PhD Public Defense of James Scoggins
Date: Friday 29 September 2017 to Friday 29 September 2017
Location : CentraleSupélec in Paris, Amphi IV, Bâtiment Eiffel 8-10 rue Joliot-Curie 91, 190 Gif-sur-Yvette France
The thesis is entitled:
Development of numerical methods and study of coupled flow, radiation, and ablation phenomena for atmospheric entry
This thesis focuses on the coupling between flow, ablation, and radiation phenomena encountered in the stagnation region of atmospheric entry vehicles with carbon-phenolic thermal protection systems (TPS). The research is divided into three parts: 1) development of numerical methods and tools for the simulation of hypersonic, non-equilibrium flows over blunt bodies, 2) implementation of a new radiation transport model for calculating non-equilibrium radiative heat transfer in atmospheric entry flows, including ablation contaminated boundary layers, and 3) application of these tools to study real flight conditions.
A review of the thermochemical non-equilibrium models and governing equations for atmospheric entry flows is made, leading to a generalized framework, able to encompass most popular models in use today. From this, a new software library called MUlticomponent Thermodynamic And Transport properties for IONized gases, written in C++ (MUTATION++) is developed, providing thermodynamic, transport, chemistry, and energy transfer models, data, and algorithms, relevant to non-equilibrium flows. In addition, the library implements a novel method, developed in this work, for the robust calculation of linearly constrained, multiphase equilibria, which is guaranteed to converge for all well posed constraints, a crucial component of many TPS response codes.
The steady-state flow along the stagnation line of an atmospheric entry vehicle is computed using a one-dimensional, finite-volume tool, based on the dimensionally reduced Navier-Stokes equations. Coupling with ablation is achieved through a steady-state ablation boundary condition using finite-rate heterogeneous reactions at the surface and imposed equilibrium compositions of pyrolysis outgassing.

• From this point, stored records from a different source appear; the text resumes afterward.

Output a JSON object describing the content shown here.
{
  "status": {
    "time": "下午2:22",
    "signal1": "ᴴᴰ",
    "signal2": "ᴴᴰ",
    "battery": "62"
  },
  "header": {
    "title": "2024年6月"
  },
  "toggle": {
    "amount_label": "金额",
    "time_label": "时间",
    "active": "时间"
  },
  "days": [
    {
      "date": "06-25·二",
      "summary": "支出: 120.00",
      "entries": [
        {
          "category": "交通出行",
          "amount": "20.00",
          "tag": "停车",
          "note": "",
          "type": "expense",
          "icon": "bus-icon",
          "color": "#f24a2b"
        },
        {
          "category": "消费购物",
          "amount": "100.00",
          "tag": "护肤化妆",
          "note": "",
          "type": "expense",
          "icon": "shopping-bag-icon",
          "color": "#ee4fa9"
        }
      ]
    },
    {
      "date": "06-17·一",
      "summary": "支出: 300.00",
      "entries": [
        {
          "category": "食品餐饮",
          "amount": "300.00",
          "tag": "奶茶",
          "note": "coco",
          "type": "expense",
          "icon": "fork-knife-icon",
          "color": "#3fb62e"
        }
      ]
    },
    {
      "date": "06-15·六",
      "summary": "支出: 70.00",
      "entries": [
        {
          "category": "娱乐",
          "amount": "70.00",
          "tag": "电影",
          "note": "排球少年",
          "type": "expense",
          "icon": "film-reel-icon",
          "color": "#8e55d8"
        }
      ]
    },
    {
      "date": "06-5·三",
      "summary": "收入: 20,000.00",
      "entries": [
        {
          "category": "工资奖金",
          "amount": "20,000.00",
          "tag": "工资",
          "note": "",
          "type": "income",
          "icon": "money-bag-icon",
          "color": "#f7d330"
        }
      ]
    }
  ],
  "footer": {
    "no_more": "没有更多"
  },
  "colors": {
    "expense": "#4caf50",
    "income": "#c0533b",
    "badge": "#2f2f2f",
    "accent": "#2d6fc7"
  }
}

The High Temperature Gas Radiation (HTGR) database provides accurate line-by-line (LBL) spectral coefficients. From a review of the major mechanisms contributing to the radiative heat flux for atmospheric entry vehicles, several contributions are added to the HTGR database, including H lines, C3 Swings and UV electronic systems, and photoionization of H, H2, and CH. The Hybrid Statistical Narrow Band (HSNB) model is implemented to reduce the CPU time required to compute accurate radiative heating calculations when many species are present. New SNB parameters are computed for the H2 Lyman and Werner systems, by adjusting the Doppler and Lorentz overlap parameters to fit curves of growth for each narrow band. Comparisons with band-averaged LBL transmissivities show excellent agreement with the SNB parameters. It’s shown that the HSNB method provides a speedup of two orders of magnitude and can accurately predict wall radiative fluxes to within 5 % of LBL results. A novel spectral grid adaptation is developed for atomic lines and is shown to provide nearly identical results compared to the high-resolution HSNB method with a 20-fold decrease in CPU time. The HSNB model yields greater accuracy compared to the Smeared-Rotational-Band model in the case of Titan entry, dominated by optically thick CN radiation.